For a large group of people they’ve spent most at least 4 months of the year working from home. They’ve had to adjust and adapt to a new environment whilst still maintaining the same work output that would be delivered in the office.
Despite the difficulties I think everyone gains something working from home. For some people those gains actually outweigh the losses.
The main thing is that you have more control over how you spend your time.
It could be starting early and finishing early or starting and finishing late.
Spending your morning working on personal projects.
Organising your work time to give you a few hours of leisure in the late morning to early afternoon.
Perhaps it’s being able to dress however you want and cook meals instead of just buying something or heating something up in the microwave.
Maybe, you’ve gained more time to spend with the people you love because you no longer have to commute.
As much as it might be difficult, challenging and inconvenient to work from home, it’s worth acknowledging the good bits.
Over the past few weeks I’ve been reflecting on how what I write about has changed.
Firstly, I’ve found that a lot of my posts have been about the pandemic whether it is about working from home or the way our day to day lives have changed. Secondly, there is much less playfulness in the way I write because everything going on in the world is quite serious.
Overall I’ve been quite current, writing about things happening now. But at the same time I also want my posts to be evergreen so that they’ll still be useful to the person reading them 6 months from now.
However, the posts I’ve written about this pandemic are something I’ll probably be glad to look back on as a reflection on this current time. To know not necessarily how I was feeling but instead what I thought mattered at the time. That’s what I’ve been writing about.
Right now a lot of people are starting to see the light at the end of the tunnel, the slow return to normalcy. Granted it’ll be a long time until things are back to how they were but as they say ‘slow progress is better than no progress’.
This normality will be positive for some and for others, something they are dreading.
There are people that have been furloughed from jobs they don’t want to back to.
There are people who have finally been able to live without feeling obligated to be social.
There are people who miss being in the presence of friends, family and lovers.
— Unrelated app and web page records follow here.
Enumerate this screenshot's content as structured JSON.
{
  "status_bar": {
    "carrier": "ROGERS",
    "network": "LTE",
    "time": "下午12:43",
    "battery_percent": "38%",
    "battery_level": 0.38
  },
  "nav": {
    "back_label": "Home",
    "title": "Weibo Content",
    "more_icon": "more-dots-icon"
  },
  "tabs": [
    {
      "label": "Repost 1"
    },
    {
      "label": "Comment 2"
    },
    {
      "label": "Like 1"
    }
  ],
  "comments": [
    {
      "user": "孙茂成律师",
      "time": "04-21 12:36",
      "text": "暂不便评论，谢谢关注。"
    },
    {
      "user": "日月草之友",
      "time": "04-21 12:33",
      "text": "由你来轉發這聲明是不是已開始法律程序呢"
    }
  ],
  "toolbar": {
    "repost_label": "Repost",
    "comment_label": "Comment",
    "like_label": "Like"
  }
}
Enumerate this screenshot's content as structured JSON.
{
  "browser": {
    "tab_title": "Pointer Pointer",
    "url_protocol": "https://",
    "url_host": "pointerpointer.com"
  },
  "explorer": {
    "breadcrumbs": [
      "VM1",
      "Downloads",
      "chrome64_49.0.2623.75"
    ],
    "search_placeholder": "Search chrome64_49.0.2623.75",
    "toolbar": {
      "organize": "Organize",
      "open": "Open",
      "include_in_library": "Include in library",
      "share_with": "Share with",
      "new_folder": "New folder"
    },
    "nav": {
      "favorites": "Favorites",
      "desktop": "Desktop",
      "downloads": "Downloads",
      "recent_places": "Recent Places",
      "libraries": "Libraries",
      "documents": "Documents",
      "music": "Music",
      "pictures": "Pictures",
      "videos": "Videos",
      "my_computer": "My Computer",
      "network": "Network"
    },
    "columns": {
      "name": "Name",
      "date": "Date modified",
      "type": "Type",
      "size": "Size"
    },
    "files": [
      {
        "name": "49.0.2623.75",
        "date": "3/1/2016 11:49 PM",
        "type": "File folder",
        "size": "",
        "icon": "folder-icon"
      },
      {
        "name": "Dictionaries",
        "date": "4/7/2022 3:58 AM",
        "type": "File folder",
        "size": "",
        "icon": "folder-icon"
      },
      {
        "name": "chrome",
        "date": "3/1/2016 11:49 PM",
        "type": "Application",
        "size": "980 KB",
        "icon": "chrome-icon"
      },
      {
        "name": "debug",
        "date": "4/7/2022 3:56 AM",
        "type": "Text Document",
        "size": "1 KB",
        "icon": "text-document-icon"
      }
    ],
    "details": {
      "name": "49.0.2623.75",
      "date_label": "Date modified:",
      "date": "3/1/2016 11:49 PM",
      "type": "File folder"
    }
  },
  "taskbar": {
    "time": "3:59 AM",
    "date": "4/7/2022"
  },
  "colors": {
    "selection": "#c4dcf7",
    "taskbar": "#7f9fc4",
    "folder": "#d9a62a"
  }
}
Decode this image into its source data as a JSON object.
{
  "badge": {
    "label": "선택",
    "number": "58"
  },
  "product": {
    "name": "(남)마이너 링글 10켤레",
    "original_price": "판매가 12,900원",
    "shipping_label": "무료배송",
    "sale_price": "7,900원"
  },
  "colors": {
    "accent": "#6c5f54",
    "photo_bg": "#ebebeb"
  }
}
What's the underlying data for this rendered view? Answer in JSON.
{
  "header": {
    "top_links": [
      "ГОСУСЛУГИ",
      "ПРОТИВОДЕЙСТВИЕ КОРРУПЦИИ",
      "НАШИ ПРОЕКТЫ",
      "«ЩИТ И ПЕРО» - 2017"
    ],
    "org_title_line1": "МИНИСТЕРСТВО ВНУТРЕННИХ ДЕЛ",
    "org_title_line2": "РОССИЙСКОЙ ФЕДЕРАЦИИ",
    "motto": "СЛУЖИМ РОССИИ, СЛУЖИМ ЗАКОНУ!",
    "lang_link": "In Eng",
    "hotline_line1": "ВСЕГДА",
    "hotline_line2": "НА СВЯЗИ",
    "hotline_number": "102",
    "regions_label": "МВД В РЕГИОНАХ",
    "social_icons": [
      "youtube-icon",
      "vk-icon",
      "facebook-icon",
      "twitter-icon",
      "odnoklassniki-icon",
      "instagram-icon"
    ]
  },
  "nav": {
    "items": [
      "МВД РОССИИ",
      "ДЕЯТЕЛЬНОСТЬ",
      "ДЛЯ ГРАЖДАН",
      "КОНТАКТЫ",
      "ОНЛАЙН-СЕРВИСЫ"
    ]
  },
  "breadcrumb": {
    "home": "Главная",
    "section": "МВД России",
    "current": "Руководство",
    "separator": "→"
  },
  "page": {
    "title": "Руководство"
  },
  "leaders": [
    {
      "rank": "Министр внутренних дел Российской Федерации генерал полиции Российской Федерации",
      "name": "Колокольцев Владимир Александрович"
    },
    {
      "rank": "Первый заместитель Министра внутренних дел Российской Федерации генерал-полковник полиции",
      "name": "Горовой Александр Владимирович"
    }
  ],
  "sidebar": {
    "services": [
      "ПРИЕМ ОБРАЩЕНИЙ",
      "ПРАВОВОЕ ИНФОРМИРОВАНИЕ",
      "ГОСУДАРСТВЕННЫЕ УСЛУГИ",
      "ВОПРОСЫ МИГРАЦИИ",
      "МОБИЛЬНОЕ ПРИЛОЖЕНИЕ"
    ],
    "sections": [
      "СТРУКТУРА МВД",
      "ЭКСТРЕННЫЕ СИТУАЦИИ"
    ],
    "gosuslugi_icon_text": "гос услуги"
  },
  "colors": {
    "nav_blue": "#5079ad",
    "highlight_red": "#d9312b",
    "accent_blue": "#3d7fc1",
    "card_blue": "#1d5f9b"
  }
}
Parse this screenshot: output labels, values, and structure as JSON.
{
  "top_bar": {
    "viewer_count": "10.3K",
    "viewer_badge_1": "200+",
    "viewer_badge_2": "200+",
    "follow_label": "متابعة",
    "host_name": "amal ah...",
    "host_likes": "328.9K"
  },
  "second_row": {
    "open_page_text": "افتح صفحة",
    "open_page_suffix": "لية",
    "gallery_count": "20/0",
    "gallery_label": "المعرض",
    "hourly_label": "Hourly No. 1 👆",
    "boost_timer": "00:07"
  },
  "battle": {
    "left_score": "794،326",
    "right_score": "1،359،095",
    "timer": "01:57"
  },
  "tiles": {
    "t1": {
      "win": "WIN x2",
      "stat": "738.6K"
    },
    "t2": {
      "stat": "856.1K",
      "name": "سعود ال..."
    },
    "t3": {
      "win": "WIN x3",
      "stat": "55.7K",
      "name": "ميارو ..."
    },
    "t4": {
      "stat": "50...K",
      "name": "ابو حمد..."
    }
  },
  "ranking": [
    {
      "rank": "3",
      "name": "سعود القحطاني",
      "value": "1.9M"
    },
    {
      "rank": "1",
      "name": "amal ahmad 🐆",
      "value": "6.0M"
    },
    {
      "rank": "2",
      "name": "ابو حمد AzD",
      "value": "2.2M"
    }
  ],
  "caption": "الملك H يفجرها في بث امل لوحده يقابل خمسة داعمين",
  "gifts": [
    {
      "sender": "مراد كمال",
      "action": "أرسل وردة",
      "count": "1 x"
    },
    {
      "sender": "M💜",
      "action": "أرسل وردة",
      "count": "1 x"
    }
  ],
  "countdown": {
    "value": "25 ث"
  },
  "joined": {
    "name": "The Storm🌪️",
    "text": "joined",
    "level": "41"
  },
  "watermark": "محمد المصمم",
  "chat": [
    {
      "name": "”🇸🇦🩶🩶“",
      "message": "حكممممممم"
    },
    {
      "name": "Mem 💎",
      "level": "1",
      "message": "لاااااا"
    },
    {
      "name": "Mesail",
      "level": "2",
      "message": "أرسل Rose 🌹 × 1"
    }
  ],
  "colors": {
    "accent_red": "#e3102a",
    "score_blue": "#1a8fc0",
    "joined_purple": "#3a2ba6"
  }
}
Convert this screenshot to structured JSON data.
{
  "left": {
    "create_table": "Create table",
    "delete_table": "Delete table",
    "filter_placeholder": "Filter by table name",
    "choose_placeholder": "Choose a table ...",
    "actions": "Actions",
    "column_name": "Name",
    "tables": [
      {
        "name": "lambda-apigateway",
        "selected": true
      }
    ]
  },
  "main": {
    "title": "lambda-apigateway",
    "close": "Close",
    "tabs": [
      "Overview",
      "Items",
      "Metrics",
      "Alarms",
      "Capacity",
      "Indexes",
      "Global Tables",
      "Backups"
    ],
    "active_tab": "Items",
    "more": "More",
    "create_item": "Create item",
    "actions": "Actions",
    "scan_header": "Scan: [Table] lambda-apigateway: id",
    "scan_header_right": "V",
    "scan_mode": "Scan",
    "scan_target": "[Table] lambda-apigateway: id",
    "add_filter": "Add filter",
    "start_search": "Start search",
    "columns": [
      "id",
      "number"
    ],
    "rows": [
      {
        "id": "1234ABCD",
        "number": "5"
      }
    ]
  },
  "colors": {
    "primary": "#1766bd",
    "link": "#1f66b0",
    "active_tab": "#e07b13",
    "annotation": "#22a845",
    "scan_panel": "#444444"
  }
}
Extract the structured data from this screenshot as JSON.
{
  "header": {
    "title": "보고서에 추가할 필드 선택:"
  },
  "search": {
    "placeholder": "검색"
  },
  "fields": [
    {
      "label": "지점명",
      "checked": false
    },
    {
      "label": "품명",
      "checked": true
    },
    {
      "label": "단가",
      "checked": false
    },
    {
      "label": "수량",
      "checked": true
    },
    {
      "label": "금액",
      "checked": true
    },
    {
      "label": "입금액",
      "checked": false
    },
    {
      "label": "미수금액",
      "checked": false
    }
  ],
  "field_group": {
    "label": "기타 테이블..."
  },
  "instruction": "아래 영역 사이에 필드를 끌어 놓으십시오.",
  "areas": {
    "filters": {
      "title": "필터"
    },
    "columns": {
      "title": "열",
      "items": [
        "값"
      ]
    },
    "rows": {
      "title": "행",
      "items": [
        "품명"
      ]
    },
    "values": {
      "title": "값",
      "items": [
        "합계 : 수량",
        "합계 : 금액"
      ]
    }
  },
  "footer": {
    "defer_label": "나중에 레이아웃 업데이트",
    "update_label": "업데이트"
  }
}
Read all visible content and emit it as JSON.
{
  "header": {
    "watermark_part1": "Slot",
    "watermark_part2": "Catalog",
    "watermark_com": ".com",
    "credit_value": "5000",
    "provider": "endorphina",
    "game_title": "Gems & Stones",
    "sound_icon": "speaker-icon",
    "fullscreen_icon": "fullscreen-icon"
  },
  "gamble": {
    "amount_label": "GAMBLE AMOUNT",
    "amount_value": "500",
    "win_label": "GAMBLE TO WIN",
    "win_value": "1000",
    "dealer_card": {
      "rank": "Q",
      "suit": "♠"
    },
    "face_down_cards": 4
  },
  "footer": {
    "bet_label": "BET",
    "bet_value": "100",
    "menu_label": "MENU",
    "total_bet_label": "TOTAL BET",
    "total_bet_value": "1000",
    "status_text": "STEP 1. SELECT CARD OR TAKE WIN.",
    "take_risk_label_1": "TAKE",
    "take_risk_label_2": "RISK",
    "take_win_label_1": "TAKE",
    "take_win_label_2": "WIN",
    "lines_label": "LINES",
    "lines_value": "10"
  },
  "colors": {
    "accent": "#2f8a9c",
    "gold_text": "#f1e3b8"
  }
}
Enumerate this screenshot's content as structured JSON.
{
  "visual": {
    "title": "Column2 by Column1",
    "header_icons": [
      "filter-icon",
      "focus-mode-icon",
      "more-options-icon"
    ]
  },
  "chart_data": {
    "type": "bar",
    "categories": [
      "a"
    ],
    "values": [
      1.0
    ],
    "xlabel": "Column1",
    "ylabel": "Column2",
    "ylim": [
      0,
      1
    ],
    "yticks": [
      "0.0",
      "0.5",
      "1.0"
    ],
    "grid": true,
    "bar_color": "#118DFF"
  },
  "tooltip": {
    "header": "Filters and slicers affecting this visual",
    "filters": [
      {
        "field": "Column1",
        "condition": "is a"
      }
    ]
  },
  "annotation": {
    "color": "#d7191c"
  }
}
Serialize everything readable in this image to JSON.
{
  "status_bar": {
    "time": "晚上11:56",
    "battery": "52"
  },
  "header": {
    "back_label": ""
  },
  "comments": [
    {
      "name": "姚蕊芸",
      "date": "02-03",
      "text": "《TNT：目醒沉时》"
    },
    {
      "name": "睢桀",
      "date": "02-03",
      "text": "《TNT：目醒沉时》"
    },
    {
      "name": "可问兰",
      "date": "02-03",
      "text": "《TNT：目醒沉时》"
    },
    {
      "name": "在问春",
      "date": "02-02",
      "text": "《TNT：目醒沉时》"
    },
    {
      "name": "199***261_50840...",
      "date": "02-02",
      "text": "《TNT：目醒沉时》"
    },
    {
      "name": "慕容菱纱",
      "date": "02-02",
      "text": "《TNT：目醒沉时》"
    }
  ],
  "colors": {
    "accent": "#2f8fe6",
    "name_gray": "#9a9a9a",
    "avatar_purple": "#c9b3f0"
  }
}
There are people who miss going to work.
But I think that what many are forgetting is that even when things go back to the normal, it won’t be same, too much has happened.
A pandemic is a pretty big deal.
It’s changed us.
Have you ever found yourself wishing that you had more time? If so, what circumstance did you think would arise to give you more time?
Was it quitting your job, winning the lottery or an inheritance from a great aunt?
Now that you have more free time than you used to, are you doing all the things you said you would do if you had more time?
Granted a pandemic is not the ideal scenario but there is no denying that you now have the time you once wished for.
In a few months or years things will be back to some kind of normal and you’ll have less free time to be bored. You might even look back on this time and wish you’d taken advantage of the opportunity to do the things you’d been putting off.
A while from now we’ll be living in a post pandemic world. Companies and businesses will have to make decisions about the way they will choose to work moving forward.
Presentations, discussions, conversations and updates are all being done remotely when normally they’d have required meetings.
Those meetings may have involved: a journey to another city by car or train, a large group when only a small few were needed or time wasted because it could have easily been a 10 minute conversation over the phone.
But when the world goes back to the office, back to the normal 9 to 5 lifestyle, I have no doubt that there will still be unnecessary meetings.
And so a question worth pondering on is, ‘Why do we meet when we know we don’t need to?’